It will be unjust to myself and the rest of the corporate community if I just accepted the article ‘People before Strategy’ by Charan, Barton and Carey published in the Harvard Business Review (HBR) as a great solution to one of our top challenge, the human resource (HR) function. Although they have penned it down well, with a great view from the top, unfortunately they forgot to incorporate a social and pragmatic perspective. In my opinion there is no ‘one size fits all’ way in todays dynamic international environment, outlining a ‘unitary’ concept where the CEO goes ahead and redesigns the CHRO a new contract and waits for all else to go south, seems like a rather myopic view.
In many global organisations the CEO is not the sole shaper of strategy, remember there is a Top Management Team and a board that s/he reports to. Yes, they can be influenced to a certain degree, unfortunately they can not be coerced into letting the CEO make all decisions especially solely defining the role for the CHRO.
All praise to your G3 ‘Love Triangle’ between the CEO, CFO and CHRO. From the way I see it, a disruptive force ‘Big Data’ has already over-shadowed the role of the CEOs intuitive decision making authority; drastically altering the role of the CEO himself. My advise is therefore to look into the majority of chief key stake holders rather than just forming a simple triad.
Who assesses the CEOs performance? The companies progress is a huge indicator of the CEOs performance, similarly the people performance reflects the CHROs performance. Here I am not negating the opinion of a 360 degree feedback mechanism, but suggesting the CEO to solely assess performance and plan where the CHRO will be in three years; sounds by far fetching and absurd in many ways. In contrast, my suggestion would be for the CHRO to reflect in and on their own actions.

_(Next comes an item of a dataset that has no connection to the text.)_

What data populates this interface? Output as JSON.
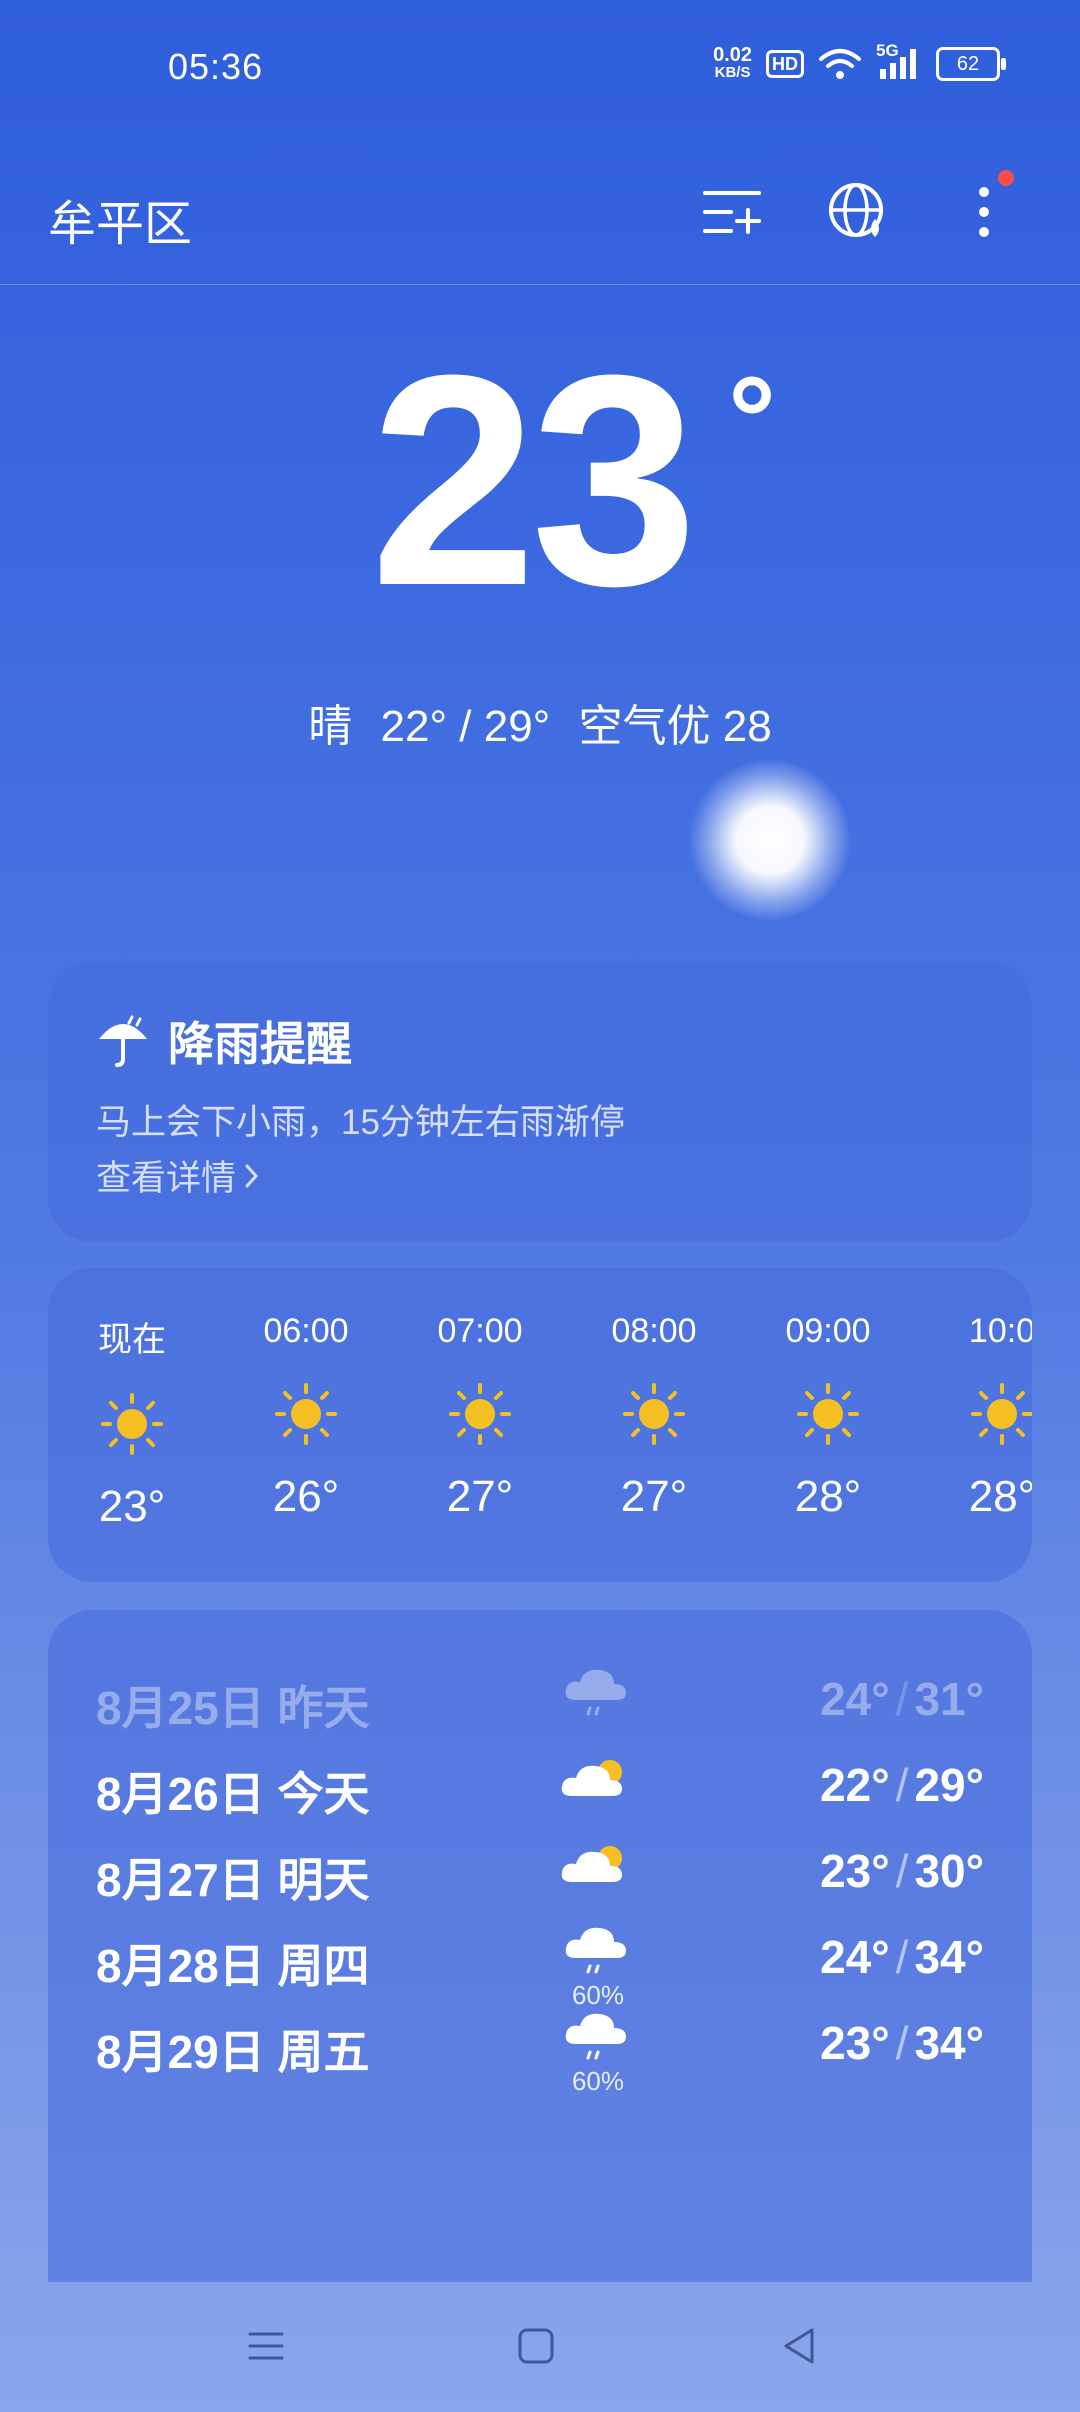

It seems to me that writers of the particular article in HBR has put the weight of assessing the CHROs performance entirely on the CEOs shoulders. At the dawn of 2017, digital disruption is one of the biggest concerns that have questioned the existence of the CEO himself. Forming a G3 and hoping that it is an only way to link people with financial performance is both myopic and destructive in many ways.